*** Block opens ***

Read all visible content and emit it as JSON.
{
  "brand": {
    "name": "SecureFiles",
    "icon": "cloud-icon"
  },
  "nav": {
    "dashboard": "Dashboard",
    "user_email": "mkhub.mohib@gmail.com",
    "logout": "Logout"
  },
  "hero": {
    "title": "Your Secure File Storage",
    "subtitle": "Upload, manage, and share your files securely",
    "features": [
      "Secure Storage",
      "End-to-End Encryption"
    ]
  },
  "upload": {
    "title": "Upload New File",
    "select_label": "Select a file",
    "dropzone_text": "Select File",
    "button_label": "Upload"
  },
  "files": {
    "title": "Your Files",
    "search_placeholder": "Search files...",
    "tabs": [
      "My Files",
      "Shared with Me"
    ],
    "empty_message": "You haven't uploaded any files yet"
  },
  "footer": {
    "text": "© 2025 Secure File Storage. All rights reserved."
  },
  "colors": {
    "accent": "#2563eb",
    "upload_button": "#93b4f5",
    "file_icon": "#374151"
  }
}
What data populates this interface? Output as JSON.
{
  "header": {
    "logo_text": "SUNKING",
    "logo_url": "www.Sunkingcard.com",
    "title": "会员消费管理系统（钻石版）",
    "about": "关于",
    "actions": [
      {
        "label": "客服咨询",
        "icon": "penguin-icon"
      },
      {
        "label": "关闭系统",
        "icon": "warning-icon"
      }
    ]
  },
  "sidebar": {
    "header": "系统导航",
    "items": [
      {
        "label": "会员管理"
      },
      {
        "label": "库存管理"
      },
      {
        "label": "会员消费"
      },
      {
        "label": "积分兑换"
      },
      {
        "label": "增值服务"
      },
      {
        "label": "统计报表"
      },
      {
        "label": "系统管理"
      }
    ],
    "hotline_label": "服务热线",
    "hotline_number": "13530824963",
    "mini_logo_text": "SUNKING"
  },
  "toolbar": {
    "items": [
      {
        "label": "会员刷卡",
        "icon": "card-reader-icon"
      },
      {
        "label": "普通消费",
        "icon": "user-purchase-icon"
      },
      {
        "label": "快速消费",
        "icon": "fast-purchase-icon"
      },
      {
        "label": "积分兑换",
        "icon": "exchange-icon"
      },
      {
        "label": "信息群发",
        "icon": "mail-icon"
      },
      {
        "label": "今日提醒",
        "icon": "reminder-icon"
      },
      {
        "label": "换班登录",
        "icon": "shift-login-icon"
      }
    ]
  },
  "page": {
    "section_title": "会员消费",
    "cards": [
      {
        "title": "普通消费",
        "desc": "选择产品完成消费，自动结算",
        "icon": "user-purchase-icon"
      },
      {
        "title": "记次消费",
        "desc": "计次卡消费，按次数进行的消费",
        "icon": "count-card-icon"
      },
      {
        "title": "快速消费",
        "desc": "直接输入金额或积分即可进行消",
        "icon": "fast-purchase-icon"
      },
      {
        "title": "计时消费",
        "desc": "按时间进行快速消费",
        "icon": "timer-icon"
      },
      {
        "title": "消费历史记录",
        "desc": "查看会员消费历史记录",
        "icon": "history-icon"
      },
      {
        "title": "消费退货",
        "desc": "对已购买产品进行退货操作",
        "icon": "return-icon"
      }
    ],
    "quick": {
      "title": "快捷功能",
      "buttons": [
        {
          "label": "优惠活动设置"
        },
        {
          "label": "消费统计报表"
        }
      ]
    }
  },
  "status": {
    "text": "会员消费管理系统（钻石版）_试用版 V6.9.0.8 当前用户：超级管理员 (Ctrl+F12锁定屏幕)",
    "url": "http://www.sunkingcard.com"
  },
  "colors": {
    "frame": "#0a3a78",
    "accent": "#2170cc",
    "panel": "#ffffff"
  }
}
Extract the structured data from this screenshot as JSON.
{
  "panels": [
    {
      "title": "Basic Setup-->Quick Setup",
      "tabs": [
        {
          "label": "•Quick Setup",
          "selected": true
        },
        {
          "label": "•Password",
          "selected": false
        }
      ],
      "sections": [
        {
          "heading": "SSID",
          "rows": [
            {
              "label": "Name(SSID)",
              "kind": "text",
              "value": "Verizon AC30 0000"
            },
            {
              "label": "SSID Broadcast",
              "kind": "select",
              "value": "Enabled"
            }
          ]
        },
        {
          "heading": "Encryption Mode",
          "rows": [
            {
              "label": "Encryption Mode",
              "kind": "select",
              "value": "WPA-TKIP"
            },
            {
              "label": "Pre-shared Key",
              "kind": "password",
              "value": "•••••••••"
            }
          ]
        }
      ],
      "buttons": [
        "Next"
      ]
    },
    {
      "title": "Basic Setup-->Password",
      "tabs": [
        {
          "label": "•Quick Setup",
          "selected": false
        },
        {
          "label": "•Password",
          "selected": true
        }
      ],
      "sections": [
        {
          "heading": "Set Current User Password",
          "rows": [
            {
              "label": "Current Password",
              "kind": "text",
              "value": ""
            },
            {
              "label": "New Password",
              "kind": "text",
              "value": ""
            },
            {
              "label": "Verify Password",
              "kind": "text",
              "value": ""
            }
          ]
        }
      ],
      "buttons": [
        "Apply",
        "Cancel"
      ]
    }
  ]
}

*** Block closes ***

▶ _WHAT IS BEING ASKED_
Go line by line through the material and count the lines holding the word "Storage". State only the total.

▶ _RESPONSE_
3